My epiphany took place in the seaside town of Padang Bai, on the island of Bali, Indonesia, sometime in July 2011. I’d completed my Master of Science degree the year before, and this mid-winter getaway from the Dunedin cold was my reward to myself for my academic achievements thus far. I had three part-time jobs waiting for me at home, none of which spun my dials all that much.

Kate, my friend and travel companion, and I had spent the evening at a bar drinking tequila sunrises. Upon arrival back at our room Kate immediately passed out. I, on the other hand, was wide awake and full of energy. It was probably around midnight and the temperature and humidity had both dropped in comparison with the oppressive days. The guest house where we were staying had a rooftop balcony so I proceeded up there with my iPod and yoga mat and had an awesome workout consisting of shadow boxing interspersed with press-ups and sit-ups, with plenty of stretching at the end.

I usually can’t go without exercising for more than a few days at a time – I start to feel agitated and irritable and lethargic, so this holiday was proving to be a bit of a challenge for me in this regard, as I had no access to a gym and wasn’t exercising much. I was also coming to realise that days spent lounging beside a pool eating and drinking is not my idea of a dream holiday. The late night rooftop tequila fuelled workout was exactly what I needed and I felt more alive in my body and clear in my mind than I had for a while.
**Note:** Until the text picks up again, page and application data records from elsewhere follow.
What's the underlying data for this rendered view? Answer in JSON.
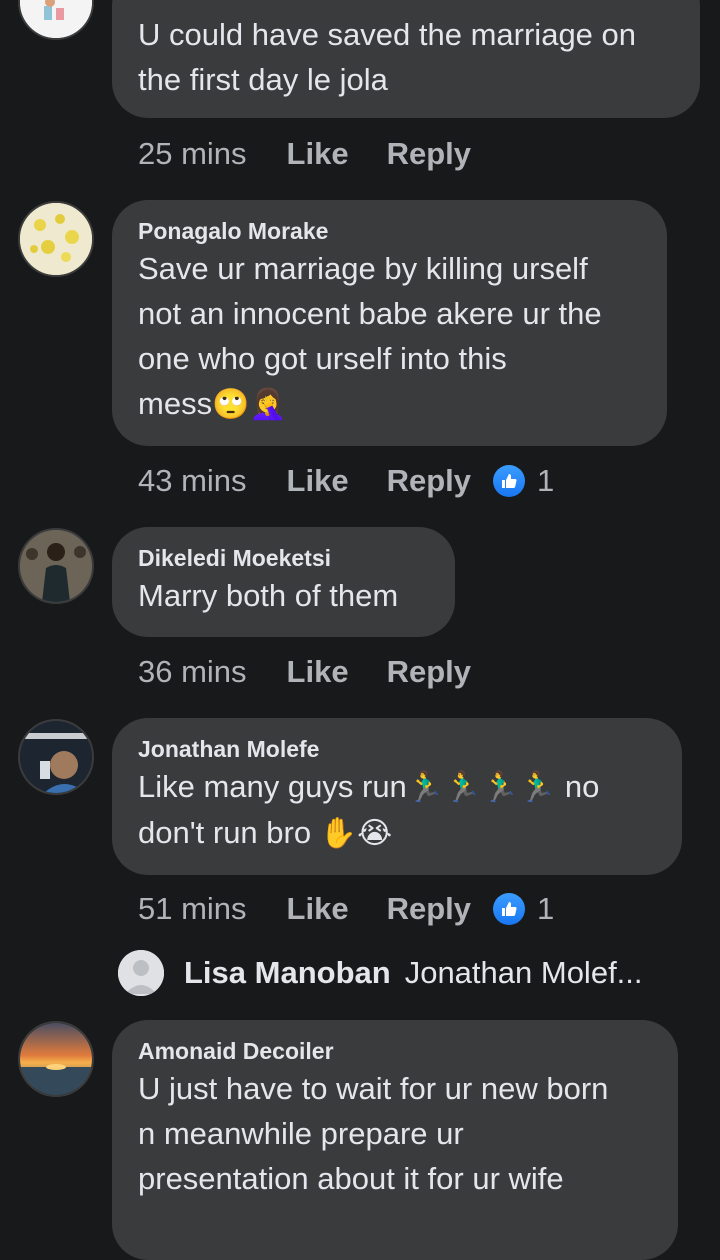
{
  "comments": [
    {
      "author": "",
      "lines": [
        "U could have saved the marriage on",
        "the first day le jola"
      ],
      "time": "25 mins",
      "like_label": "Like",
      "reply_label": "Reply",
      "reactions": null
    },
    {
      "author": "Ponagalo Morake",
      "lines": [
        "Save ur marriage by killing urself",
        "not an innocent babe akere ur the",
        "one who got urself into this",
        "mess"
      ],
      "emoji_tail": "🙄🤦‍♀️",
      "time": "43 mins",
      "like_label": "Like",
      "reply_label": "Reply",
      "reactions": "1"
    },
    {
      "author": "Dikeledi Moeketsi",
      "lines": [
        "Marry both of them"
      ],
      "time": "36 mins",
      "like_label": "Like",
      "reply_label": "Reply",
      "reactions": null
    },
    {
      "author": "Jonathan Molefe",
      "line1_text": "Like many guys run",
      "line1_emoji": "🏃‍♂️🏃‍♂️🏃‍♂️🏃‍♂️",
      "line1_end": "no",
      "line2_text": "don't run bro",
      "line2_emoji": "✋😭",
      "time": "51 mins",
      "like_label": "Like",
      "reply_label": "Reply",
      "reactions": "1"
    },
    {
      "author": "Amonaid Decoiler",
      "lines": [
        "U just have to wait for ur new born",
        "n meanwhile prepare ur",
        "presentation about it for ur wife"
      ]
    }
  ],
  "reply_preview": {
    "author": "Lisa Manoban",
    "text": "Jonathan Molef..."
  },
  "colors": {
    "background": "#18191a",
    "bubble": "#3a3b3c",
    "meta_text": "#b0b3b8",
    "like_blue": "#1877f2"
  }
}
This was also a fairly pivotal time in my life; I’d finished my studies and felt like the reality I wanted to create for myself was right at my fingertips. So I asked myself this question: what is the most important thing to you right now? And this was my answer: having a good body. Now I know this sounds incredibly shallow and vain so please let me explain. To me, having a good body means eating for nutrition not gratification, exercising regularly, and feeling completely happy and at peace with the size and shape of my body. I wonder how many people are not in this state right now. My next thought went something like this: if this is the most important thing to you, maybe you should find a way to turn it into a career. Becoming a personal trainer seemed like the logical next step.

So I enrolled to do the best personal training course available in New Zealand, tied up all my loose ends in Dunedin and moved to Auckland. A bit of an about turn after studying geography at Otago for five years, to say the least. At this point in time I should probably mention that I’m totally ruled by my emotions, and make most of my decisions based on how I feel, rather than what’s logical or practical. It’s not that I don’t know what I want to do or be, but more that the goalposts keep moving. Every time I think I’m sure, something new comes along to distract me. That said, health and fitness has always been a massive part of my life and always will be. Turning it into a vocation however, is another matter. Wish me luck!